More elements from the comics appear almost magically if you allow yourself to be sucked in by the Joker's sick charms. He isn't wearing shoulder pads — the Death in the Family storyline inspired Canale to perch a broken porcelain doll masquerading as Robin on one shoulder and a Mr. Punch puppet grinning as an evil clown on the other. Gotham City and its shadowy buildings rise out of the base, modeled and sculpted by Barbiero. Jim Lee, Frank Miller, Brian Bolland, and Dave McKean's ghoulish Jokers also went into this anthropomorphic nightmare.

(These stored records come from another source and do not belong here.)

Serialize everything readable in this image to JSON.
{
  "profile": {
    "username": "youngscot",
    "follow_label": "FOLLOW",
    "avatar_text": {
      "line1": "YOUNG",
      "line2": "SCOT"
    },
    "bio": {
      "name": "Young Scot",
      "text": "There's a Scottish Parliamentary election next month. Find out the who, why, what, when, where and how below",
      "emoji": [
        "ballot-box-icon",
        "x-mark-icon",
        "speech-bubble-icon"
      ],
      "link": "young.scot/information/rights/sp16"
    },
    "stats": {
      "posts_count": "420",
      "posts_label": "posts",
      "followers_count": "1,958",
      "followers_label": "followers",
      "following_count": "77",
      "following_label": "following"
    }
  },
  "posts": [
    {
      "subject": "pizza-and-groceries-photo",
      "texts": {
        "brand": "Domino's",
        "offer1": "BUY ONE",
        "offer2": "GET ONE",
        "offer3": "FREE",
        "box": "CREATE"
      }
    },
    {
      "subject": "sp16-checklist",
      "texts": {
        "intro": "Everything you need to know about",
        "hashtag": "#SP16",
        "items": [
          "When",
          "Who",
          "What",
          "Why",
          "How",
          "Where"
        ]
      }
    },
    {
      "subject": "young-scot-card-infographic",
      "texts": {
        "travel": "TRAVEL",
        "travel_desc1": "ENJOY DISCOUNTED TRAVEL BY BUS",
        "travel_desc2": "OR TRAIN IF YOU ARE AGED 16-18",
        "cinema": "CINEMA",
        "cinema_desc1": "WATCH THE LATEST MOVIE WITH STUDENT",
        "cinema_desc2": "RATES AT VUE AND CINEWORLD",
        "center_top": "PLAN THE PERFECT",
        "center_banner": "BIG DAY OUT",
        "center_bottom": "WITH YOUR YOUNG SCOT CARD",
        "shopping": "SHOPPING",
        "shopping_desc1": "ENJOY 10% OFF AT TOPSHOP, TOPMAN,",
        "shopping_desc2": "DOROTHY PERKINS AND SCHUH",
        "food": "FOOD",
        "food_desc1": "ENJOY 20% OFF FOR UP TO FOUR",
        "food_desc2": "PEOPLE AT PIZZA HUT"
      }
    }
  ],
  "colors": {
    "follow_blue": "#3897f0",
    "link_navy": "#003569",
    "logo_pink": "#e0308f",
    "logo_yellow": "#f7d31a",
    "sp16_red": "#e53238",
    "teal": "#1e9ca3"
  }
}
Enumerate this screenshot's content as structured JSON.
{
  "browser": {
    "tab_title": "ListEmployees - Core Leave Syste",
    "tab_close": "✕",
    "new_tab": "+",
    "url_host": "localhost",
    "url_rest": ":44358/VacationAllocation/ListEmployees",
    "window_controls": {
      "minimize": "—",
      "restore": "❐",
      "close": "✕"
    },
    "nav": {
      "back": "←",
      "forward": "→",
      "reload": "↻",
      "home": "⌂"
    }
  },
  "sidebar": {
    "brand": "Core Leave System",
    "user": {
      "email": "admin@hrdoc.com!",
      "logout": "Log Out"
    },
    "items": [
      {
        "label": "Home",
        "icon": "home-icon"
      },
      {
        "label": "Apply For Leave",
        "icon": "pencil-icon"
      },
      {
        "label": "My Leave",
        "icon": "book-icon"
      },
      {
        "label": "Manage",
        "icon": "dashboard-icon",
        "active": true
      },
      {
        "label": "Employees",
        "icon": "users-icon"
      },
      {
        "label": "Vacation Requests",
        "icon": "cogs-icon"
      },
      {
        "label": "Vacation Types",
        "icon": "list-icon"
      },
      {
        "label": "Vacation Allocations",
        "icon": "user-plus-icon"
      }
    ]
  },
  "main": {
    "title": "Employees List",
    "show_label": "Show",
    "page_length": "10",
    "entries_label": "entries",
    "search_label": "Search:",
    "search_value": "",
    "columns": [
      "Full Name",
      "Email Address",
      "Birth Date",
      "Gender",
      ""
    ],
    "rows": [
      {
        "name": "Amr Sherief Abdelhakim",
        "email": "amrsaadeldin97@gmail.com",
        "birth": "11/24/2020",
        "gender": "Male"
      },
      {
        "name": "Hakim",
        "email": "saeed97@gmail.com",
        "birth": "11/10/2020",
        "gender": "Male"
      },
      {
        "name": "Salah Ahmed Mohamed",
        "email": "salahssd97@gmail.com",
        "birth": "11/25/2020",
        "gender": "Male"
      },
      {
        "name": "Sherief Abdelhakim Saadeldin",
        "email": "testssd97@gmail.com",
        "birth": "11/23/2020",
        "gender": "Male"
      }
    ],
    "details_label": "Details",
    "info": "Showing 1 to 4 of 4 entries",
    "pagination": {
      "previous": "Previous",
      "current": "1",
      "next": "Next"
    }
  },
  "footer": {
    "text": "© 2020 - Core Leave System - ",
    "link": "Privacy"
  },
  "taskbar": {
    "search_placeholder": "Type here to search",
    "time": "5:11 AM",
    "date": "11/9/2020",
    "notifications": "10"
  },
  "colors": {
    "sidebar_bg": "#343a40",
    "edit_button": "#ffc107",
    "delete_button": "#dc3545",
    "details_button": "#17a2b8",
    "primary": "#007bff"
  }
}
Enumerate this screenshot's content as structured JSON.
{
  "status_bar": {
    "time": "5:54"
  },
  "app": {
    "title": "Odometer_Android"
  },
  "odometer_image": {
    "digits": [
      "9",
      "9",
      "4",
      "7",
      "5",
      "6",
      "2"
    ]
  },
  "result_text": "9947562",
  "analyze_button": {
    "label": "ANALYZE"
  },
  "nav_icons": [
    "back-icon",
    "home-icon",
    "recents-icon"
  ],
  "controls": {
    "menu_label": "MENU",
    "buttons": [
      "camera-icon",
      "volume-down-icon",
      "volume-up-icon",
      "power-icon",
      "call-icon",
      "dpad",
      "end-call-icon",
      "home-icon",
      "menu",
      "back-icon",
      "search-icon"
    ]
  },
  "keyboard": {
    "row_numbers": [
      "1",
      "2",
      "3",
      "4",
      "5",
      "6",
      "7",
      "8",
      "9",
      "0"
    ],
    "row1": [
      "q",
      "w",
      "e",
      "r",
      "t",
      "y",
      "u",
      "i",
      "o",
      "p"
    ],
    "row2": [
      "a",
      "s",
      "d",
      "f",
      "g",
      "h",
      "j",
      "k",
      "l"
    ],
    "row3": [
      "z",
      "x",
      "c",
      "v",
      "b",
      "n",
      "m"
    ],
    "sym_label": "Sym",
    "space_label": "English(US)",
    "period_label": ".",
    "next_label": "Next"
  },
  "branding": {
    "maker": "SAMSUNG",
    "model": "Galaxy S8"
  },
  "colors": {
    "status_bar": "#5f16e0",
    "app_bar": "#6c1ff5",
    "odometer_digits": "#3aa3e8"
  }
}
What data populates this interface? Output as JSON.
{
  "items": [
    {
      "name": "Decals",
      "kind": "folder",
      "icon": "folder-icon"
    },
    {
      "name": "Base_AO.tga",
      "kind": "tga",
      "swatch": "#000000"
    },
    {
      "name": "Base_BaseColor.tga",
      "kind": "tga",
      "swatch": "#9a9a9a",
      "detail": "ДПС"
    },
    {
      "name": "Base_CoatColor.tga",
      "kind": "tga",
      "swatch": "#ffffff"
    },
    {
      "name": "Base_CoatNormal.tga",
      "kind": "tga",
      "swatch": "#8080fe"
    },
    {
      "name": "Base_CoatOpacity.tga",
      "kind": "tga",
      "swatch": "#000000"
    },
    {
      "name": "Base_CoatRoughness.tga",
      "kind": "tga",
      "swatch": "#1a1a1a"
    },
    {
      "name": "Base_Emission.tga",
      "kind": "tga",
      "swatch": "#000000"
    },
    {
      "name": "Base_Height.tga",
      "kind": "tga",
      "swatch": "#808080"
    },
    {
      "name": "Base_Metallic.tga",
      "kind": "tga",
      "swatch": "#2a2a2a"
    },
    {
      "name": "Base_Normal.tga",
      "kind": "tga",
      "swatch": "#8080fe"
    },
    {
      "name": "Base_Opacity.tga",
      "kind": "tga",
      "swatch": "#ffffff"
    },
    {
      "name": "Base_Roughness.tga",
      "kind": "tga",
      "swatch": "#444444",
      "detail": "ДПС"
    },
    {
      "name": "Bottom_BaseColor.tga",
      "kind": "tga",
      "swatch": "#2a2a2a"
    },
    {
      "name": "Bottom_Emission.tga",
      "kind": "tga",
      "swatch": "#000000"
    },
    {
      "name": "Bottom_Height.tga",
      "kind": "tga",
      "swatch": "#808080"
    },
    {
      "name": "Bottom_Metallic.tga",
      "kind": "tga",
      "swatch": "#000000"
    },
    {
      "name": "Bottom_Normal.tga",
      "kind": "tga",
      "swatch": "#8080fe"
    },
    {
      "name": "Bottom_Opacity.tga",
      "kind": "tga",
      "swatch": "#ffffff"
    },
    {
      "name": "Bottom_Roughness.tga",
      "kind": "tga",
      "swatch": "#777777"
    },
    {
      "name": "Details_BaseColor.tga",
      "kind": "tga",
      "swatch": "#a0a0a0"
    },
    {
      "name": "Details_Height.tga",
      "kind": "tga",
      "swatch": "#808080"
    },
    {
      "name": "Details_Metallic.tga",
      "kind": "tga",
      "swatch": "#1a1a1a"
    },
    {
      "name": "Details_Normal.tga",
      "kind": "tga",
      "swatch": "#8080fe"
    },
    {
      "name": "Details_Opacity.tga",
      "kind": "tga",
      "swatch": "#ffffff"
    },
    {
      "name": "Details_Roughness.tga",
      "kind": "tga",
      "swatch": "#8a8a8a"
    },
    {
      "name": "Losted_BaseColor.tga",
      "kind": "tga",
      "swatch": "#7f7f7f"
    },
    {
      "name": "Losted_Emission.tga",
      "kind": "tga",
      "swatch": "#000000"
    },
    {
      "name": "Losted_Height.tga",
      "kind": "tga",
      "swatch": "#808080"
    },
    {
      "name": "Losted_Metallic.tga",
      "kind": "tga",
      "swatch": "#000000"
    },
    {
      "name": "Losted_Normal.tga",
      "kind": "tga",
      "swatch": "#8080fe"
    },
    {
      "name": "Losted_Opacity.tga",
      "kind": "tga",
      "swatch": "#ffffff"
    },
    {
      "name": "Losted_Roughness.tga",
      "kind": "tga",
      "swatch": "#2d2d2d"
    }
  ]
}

There is no way any Batman fans can't see the Killing Joke reference.
"I don't want to give all the Easter eggs away," said Canale. "It will be enjoyable for collectors to find them as they study, but there are more classic comic book text and onomatopoeia worked into the body and costume."
Canale and Barbiero played mad scientist with the carnivalesque Sideshow Exclusive variant head. The skin's corpselike texture is comparable to someone who actually used the skincare advertised on TV in 1989's Batman as a secret "only your undertaker knows for sure." Mutant teeth emerge around the eyes, and his green hair curls out of control, the base making the Joker's disembodied head look like it's popping out of a jack-in-the-box.
While Sideshow is known for the meticulously rendered horror creations it unleashes, Nightmare Joker could certainly be crowned the most extreme. The intent was to push boundaries with the Joker in which he was irredeemably warped but still recognizable. He stands slightly taller than Batman, which makes metaphorical sense in that he is always the pervasive fear overshadowing the Dark Knight.
Schlaga's accompanying limited edition art print (which sold out faster than the Bat-signal can flash in the dark) turns Gotham City into a carnival of horror that looks even more surreal as a backdrop for the Nightmare Joker. Drenched in blood-red skies, swarming with bats and overseen by a Joker controlling an entire theme park of unstable roller coasters and other creepy carnival attractions, this freakshow screams "Ride at your own peril."
"Gotham is essentially a character of its own, and it would adapt to the Joker taking over part of it," said Schlaga of his concept. "The Joker is essentially growing out of the city, which has laid the foundation for him to exist, warping it in the process."
You can still get your purple gloves on the Joker: Gotham City Nightmare Collection statue right here. Just watch out for that trick flower, because it probably squirts poison.